### [Exercise objective]
Could you repeat the whole listing below exactly, omitting any picture it holds?

### [Source material]

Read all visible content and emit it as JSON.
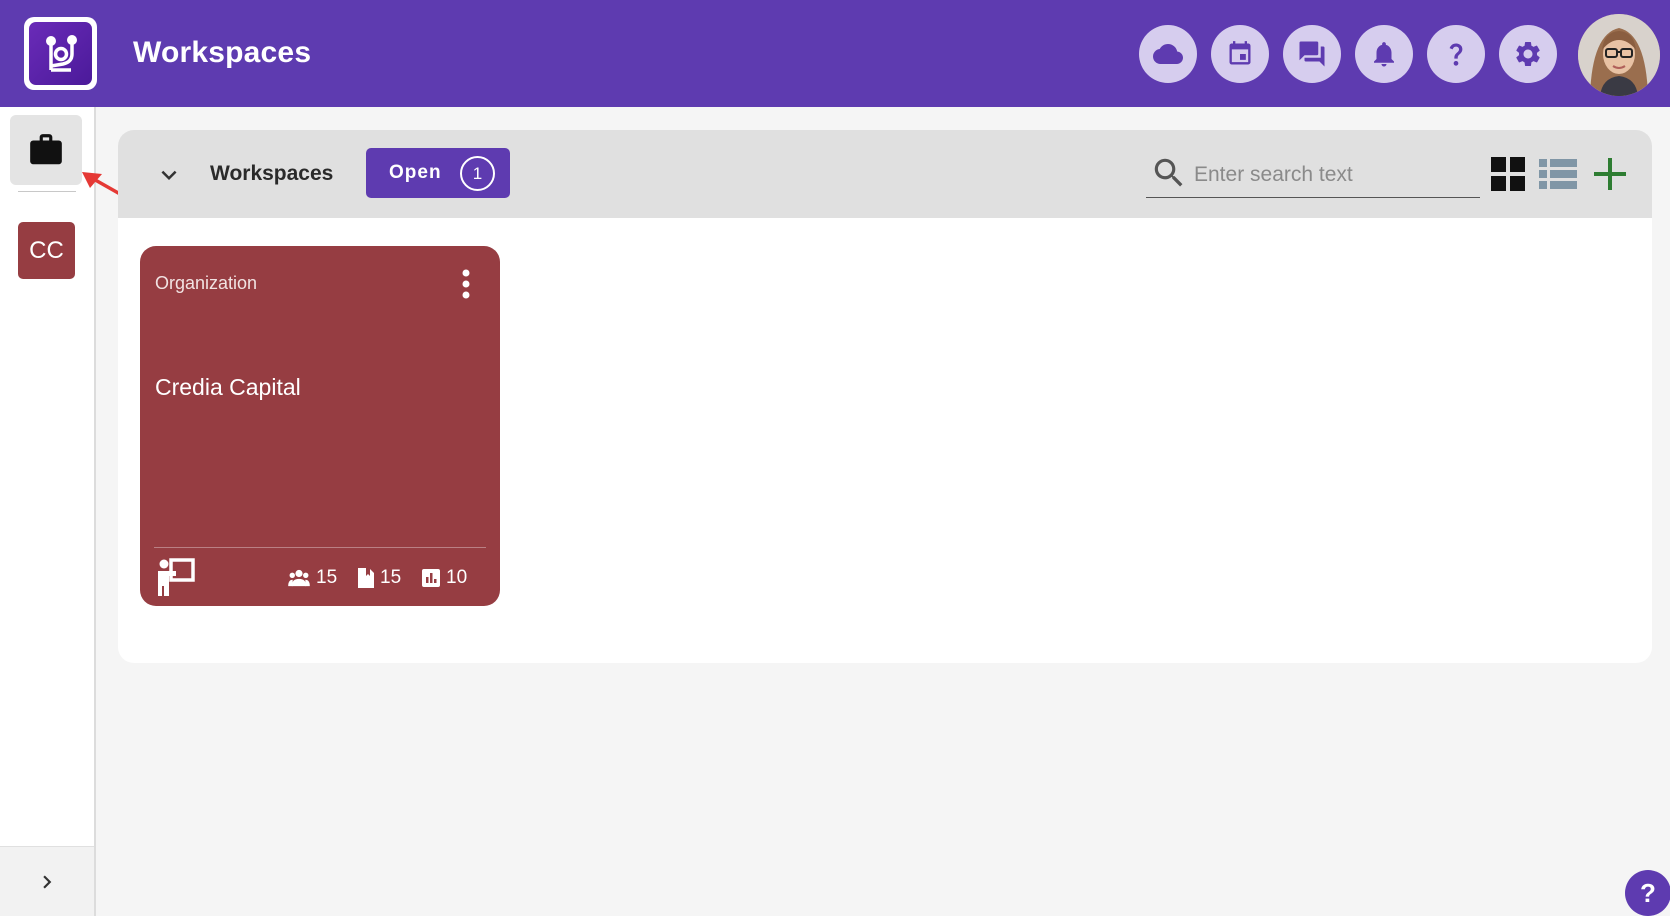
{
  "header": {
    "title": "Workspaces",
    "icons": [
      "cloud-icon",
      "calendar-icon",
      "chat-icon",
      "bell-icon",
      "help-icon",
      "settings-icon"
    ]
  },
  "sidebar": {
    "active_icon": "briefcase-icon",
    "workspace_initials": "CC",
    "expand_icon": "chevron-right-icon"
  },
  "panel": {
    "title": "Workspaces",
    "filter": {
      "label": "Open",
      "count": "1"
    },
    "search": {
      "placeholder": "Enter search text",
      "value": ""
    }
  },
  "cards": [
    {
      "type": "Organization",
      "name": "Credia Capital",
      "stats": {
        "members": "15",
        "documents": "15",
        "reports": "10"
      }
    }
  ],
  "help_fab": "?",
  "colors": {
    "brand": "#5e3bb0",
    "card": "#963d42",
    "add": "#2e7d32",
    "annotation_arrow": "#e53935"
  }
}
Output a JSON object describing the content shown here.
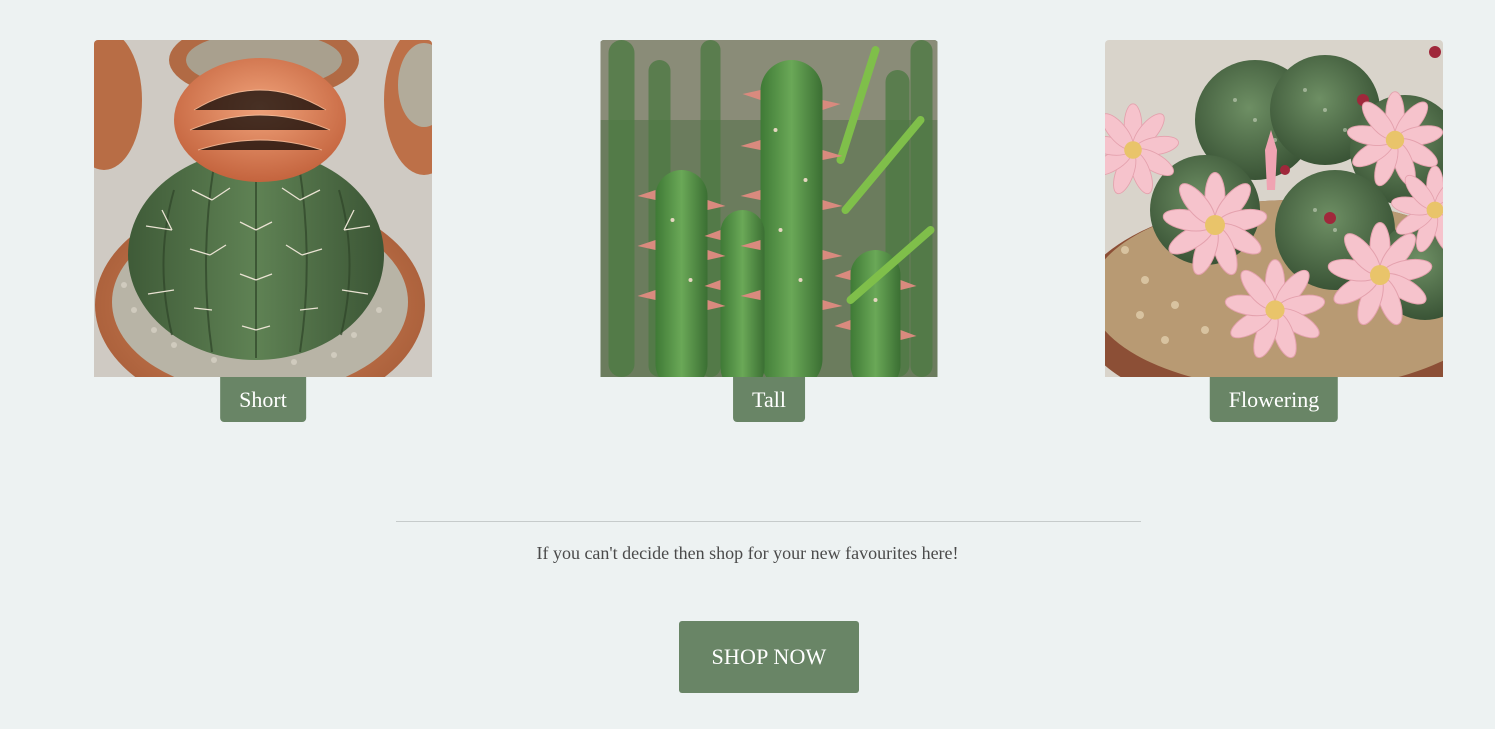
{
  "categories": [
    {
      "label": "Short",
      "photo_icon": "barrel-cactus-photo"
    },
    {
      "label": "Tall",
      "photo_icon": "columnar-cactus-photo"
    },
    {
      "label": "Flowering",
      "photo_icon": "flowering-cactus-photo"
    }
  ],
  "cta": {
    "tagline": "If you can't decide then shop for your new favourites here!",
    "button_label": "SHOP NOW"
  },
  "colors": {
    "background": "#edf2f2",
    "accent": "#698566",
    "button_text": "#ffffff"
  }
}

### [Task solution]
Read all visible content and emit it as JSON.
{
  "header": {
    "title": "Workspaces",
    "icons": [
      "cloud-icon",
      "calendar-icon",
      "chat-icon",
      "bell-icon",
      "help-icon",
      "settings-icon"
    ]
  },
  "sidebar": {
    "active_icon": "briefcase-icon",
    "workspace_initials": "CC",
    "expand_icon": "chevron-right-icon"
  },
  "panel": {
    "title": "Workspaces",
    "filter": {
      "label": "Open",
      "count": "1"
    },
    "search": {
      "placeholder": "Enter search text",
      "value": ""
    }
  },
  "cards": [
    {
      "type": "Organization",
      "name": "Credia Capital",
      "stats": {
        "members": "15",
        "documents": "15",
        "reports": "10"
      }
    }
  ],
  "help_fab": "?",
  "colors": {
    "brand": "#5e3bb0",
    "card": "#963d42",
    "add": "#2e7d32",
    "annotation_arrow": "#e53935"
  }
}
Output a JSON object describing the content shown here.
{
  "categories": [
    {
      "label": "Short",
      "photo_icon": "barrel-cactus-photo"
    },
    {
      "label": "Tall",
      "photo_icon": "columnar-cactus-photo"
    },
    {
      "label": "Flowering",
      "photo_icon": "flowering-cactus-photo"
    }
  ],
  "cta": {
    "tagline": "If you can't decide then shop for your new favourites here!",
    "button_label": "SHOP NOW"
  },
  "colors": {
    "background": "#edf2f2",
    "accent": "#698566",
    "button_text": "#ffffff"
  }
}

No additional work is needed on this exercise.